# Task to complete:
Pick each line containing the word "الفجر" out of the data below.

# Excerpted records:

*** Begin section ***

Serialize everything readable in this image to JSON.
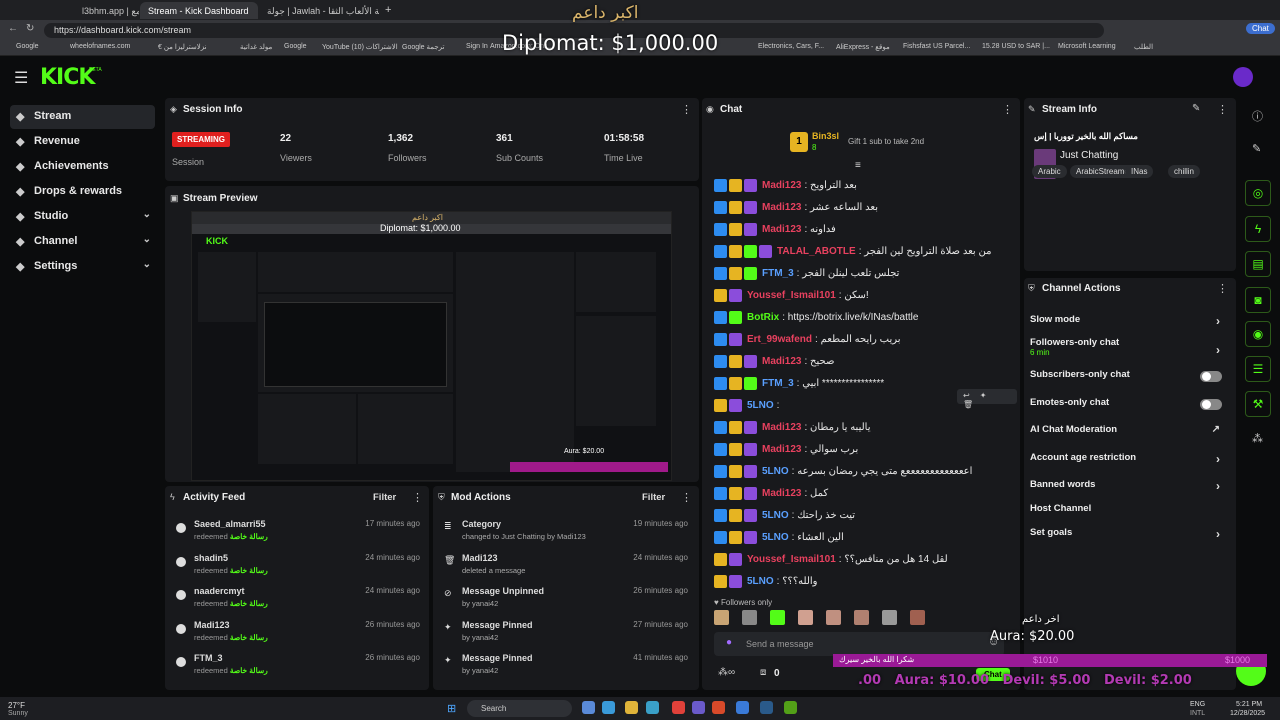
{
  "browser": {
    "tabs": [
      "l3bhm.app | المجمع",
      "Stream - Kick Dashboard",
      "جولة | Jawlah - منصة الألعاب الثقا..."
    ],
    "url": "https://dashboard.kick.com/stream",
    "bookmarks": [
      "Google",
      "wheelofnames.com",
      "€ نزلاسترليزا من",
      "مولد غداتية",
      "Google",
      "YouTube (10) الاشتراكات",
      "Google ترجمة",
      "Sign In",
      "Amazon.com: Onli...",
      "Electronics, Cars, F...",
      "AliExpress - موقع",
      "Fishsfast US Parcel...",
      "15.28 USD to SAR |...",
      "Microsoft Learning",
      "الطلب"
    ],
    "profile": "Chat"
  },
  "overlay": {
    "top_name": "اكبر داعم",
    "top_amount": "Diplomat: $1,000.00",
    "bottom_name": "اخر داعم",
    "bottom_amount": "Aura: $20.00",
    "ticker": ".00   Aura: $10.00   Devil: $5.00   Devil: $2.00",
    "ticker_left": "شكرا الله بالخير سيرك",
    "ticker_mid": "$1010",
    "ticker_right": "$1000"
  },
  "app": {
    "logo": "KICK",
    "logo_badge": "BETA"
  },
  "sidebar": {
    "items": [
      {
        "label": "Stream",
        "icon": "stream-icon",
        "selected": true
      },
      {
        "label": "Revenue",
        "icon": "revenue-icon"
      },
      {
        "label": "Achievements",
        "icon": "trophy-icon"
      },
      {
        "label": "Drops & rewards",
        "icon": "gift-icon"
      },
      {
        "label": "Studio",
        "icon": "gear-icon",
        "chevron": true
      },
      {
        "label": "Channel",
        "icon": "user-icon",
        "chevron": true
      },
      {
        "label": "Settings",
        "icon": "gear-icon",
        "chevron": true
      }
    ]
  },
  "session": {
    "title": "Session Info",
    "status": "STREAMING",
    "session_label": "Session",
    "viewers": "22",
    "viewers_label": "Viewers",
    "followers": "1,362",
    "followers_label": "Followers",
    "subs": "361",
    "subs_label": "Sub Counts",
    "time": "01:58:58",
    "time_label": "Time Live"
  },
  "preview": {
    "title": "Stream Preview",
    "inner_top": "اكبر داعم",
    "inner_amount": "Diplomat: $1,000.00",
    "inner_bottom": "Aura: $20.00"
  },
  "activity": {
    "title": "Activity Feed",
    "filter": "Filter",
    "items": [
      {
        "name": "Saeed_almarri55",
        "sub": "redeemed",
        "reward": "رسالة خاصة",
        "time": "17 minutes ago"
      },
      {
        "name": "shadin5",
        "sub": "redeemed",
        "reward": "رسالة خاصة",
        "time": "24 minutes ago"
      },
      {
        "name": "naadercmyt",
        "sub": "redeemed",
        "reward": "رسالة خاصة",
        "time": "24 minutes ago"
      },
      {
        "name": "Madi123",
        "sub": "redeemed",
        "reward": "رسالة خاصة",
        "time": "26 minutes ago"
      },
      {
        "name": "FTM_3",
        "sub": "redeemed",
        "reward": "رسالة خاصة",
        "time": "26 minutes ago"
      }
    ]
  },
  "mod": {
    "title": "Mod Actions",
    "filter": "Filter",
    "items": [
      {
        "name": "Category",
        "sub": "changed to Just Chatting by Madi123",
        "time": "19 minutes ago"
      },
      {
        "name": "Madi123",
        "sub": "deleted a message",
        "time": "24 minutes ago"
      },
      {
        "name": "Message Unpinned",
        "sub": "by yanai42",
        "time": "26 minutes ago"
      },
      {
        "name": "Message Pinned",
        "sub": "by yanai42",
        "time": "27 minutes ago"
      },
      {
        "name": "Message Pinned",
        "sub": "by yanai42",
        "time": "41 minutes ago"
      }
    ]
  },
  "chat": {
    "title": "Chat",
    "gifter": "Bin3sl",
    "gifter_count": "8",
    "gift_msg": "Gift 1 sub to take 2nd",
    "rank": "1",
    "messages": [
      {
        "user": "Madi123",
        "color": "#e8415f",
        "text": "بعد التراويح",
        "badges": [
          "blue",
          "gold",
          "purple"
        ]
      },
      {
        "user": "Madi123",
        "color": "#e8415f",
        "text": "بعد الساعه عشر",
        "badges": [
          "blue",
          "gold",
          "purple"
        ]
      },
      {
        "user": "Madi123",
        "color": "#e8415f",
        "text": "فداونه",
        "badges": [
          "blue",
          "gold",
          "purple"
        ]
      },
      {
        "user": "TALAL_ABOTLE",
        "color": "#e8415f",
        "text": "من بعد صلاة التراويح لين الفجر",
        "badges": [
          "blue",
          "gold",
          "green",
          "purple"
        ]
      },
      {
        "user": "FTM_3",
        "color": "#5aa0ff",
        "text": "تجلس تلعب لينلن الفجر",
        "badges": [
          "blue",
          "gold",
          "green"
        ]
      },
      {
        "user": "Youssef_Ismail101",
        "color": "#e8415f",
        "text": "سكن!",
        "badges": [
          "gold",
          "purple"
        ]
      },
      {
        "user": "BotRix",
        "color": "#53fc18",
        "text": "https://botrix.live/k/INas/battle",
        "badges": [
          "blue",
          "green"
        ]
      },
      {
        "user": "Ert_99wafend",
        "color": "#e8415f",
        "text": "بريب رايحه المطعم",
        "badges": [
          "blue",
          "purple"
        ]
      },
      {
        "user": "Madi123",
        "color": "#e8415f",
        "text": "صحيح",
        "badges": [
          "blue",
          "gold",
          "purple"
        ]
      },
      {
        "user": "FTM_3",
        "color": "#5aa0ff",
        "text": "ابيي ****************",
        "badges": [
          "blue",
          "gold",
          "green"
        ]
      },
      {
        "user": "5LNO",
        "color": "#5aa0ff",
        "text": "",
        "badges": [
          "gold",
          "purple"
        ]
      },
      {
        "user": "Madi123",
        "color": "#e8415f",
        "text": "ياليبه يا رمطان",
        "badges": [
          "blue",
          "gold",
          "purple"
        ]
      },
      {
        "user": "Madi123",
        "color": "#e8415f",
        "text": "برب سوالي",
        "badges": [
          "blue",
          "gold",
          "purple"
        ]
      },
      {
        "user": "5LNO",
        "color": "#5aa0ff",
        "text": "اعععععععععععععع متى يجي رمضان بسرعه",
        "badges": [
          "blue",
          "gold",
          "purple"
        ]
      },
      {
        "user": "Madi123",
        "color": "#e8415f",
        "text": "كمل",
        "badges": [
          "blue",
          "gold",
          "purple"
        ]
      },
      {
        "user": "5LNO",
        "color": "#5aa0ff",
        "text": "تيت خذ راحتك",
        "badges": [
          "blue",
          "gold",
          "purple"
        ]
      },
      {
        "user": "5LNO",
        "color": "#5aa0ff",
        "text": "الين العشاء",
        "badges": [
          "blue",
          "gold",
          "purple"
        ]
      },
      {
        "user": "Youssef_Ismail101",
        "color": "#e8415f",
        "text": "لقل 14 هل من منافس؟؟",
        "badges": [
          "gold",
          "purple"
        ]
      },
      {
        "user": "5LNO",
        "color": "#5aa0ff",
        "text": "والله؟؟؟",
        "badges": [
          "gold",
          "purple"
        ]
      }
    ],
    "followers_only": "Followers only",
    "send_placeholder": "Send a message",
    "count": "0",
    "chat_button": "Chat"
  },
  "streaminfo": {
    "title": "Stream Info",
    "stream_title": "مساكم الله بالخير تووربا | إس",
    "category": "Just Chatting",
    "tags": [
      "Arabic",
      "ArabicStreamer",
      "INas",
      "chillin"
    ]
  },
  "channel_actions": {
    "title": "Channel Actions",
    "items": [
      {
        "label": "Slow mode",
        "type": "chevron"
      },
      {
        "label": "Followers-only chat",
        "sub": "6 min",
        "type": "chevron"
      },
      {
        "label": "Subscribers-only chat",
        "type": "toggle"
      },
      {
        "label": "Emotes-only chat",
        "type": "toggle"
      },
      {
        "label": "AI Chat Moderation",
        "type": "external"
      },
      {
        "label": "Account age restriction",
        "type": "chevron"
      },
      {
        "label": "Banned words",
        "type": "chevron"
      },
      {
        "label": "Host Channel",
        "type": "none"
      },
      {
        "label": "Set goals",
        "type": "chevron"
      }
    ]
  },
  "taskbar": {
    "weather_temp": "27°F",
    "weather_desc": "Sunny",
    "search": "Search",
    "lang": "ENG",
    "lang2": "INTL",
    "time": "5:21 PM",
    "date": "12/28/2025"
  }
}
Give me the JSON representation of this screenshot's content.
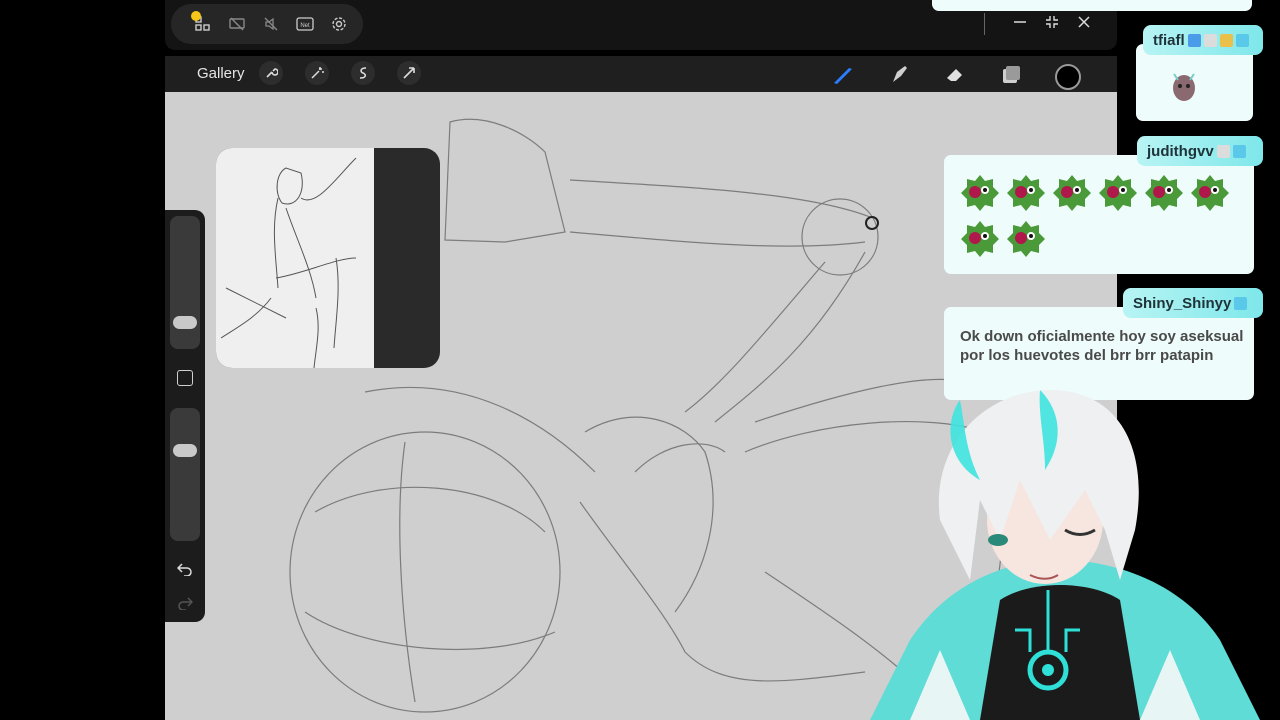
{
  "mirror_bar": {
    "icons": [
      "screenshot-icon",
      "screen-off-icon",
      "mute-icon",
      "network-icon",
      "settings-icon"
    ],
    "network_label": "Net",
    "window_controls": [
      "minimize-icon",
      "shrink-icon",
      "close-icon"
    ]
  },
  "procreate": {
    "gallery_label": "Gallery",
    "left_tools": [
      "wrench-icon",
      "magic-wand-icon",
      "selection-icon",
      "transform-icon"
    ],
    "right_tools": [
      "brush-icon",
      "smudge-icon",
      "eraser-icon",
      "layers-icon"
    ],
    "active_color": "#000000",
    "active_tool_color": "#2a7fff"
  },
  "chat": [
    {
      "user": "tfiafl",
      "badges": [
        "#4a9be8",
        "#dcdcdc",
        "#e8c04a",
        "#5ac8e8"
      ],
      "message": "",
      "emotes": 1
    },
    {
      "user": "judithgvv",
      "badges": [
        "#dcdcdc",
        "#5ac8e8"
      ],
      "message": "",
      "emotes": 8
    },
    {
      "user": "Shiny_Shinyy",
      "badges": [
        "#5ac8e8"
      ],
      "message": "Ok down oficialmente hoy soy aseksual por los huevotes del brr brr patapin",
      "emotes": 0
    }
  ],
  "colors": {
    "chat_bg": "#eefcfb",
    "chat_name": "#7ee7ea",
    "accent": "#2ee0d8"
  }
}
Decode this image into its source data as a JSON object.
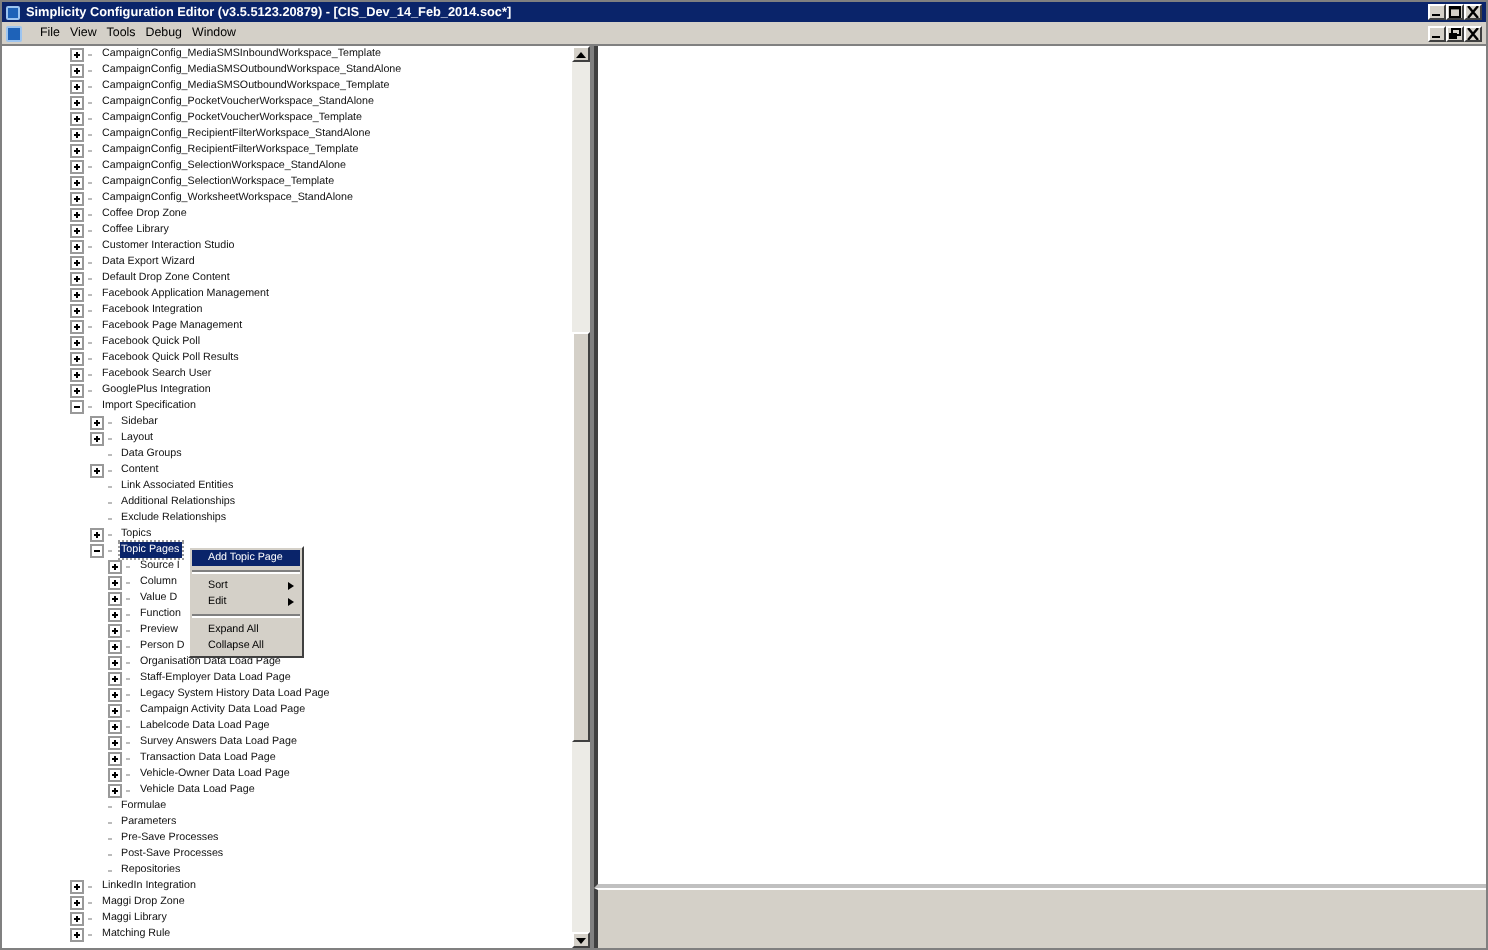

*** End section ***

# Exercise result:
        "text": "من بعد صلاة التراويح لين الفجر",
        "text": "تجلس تلعب لينلن الفجر",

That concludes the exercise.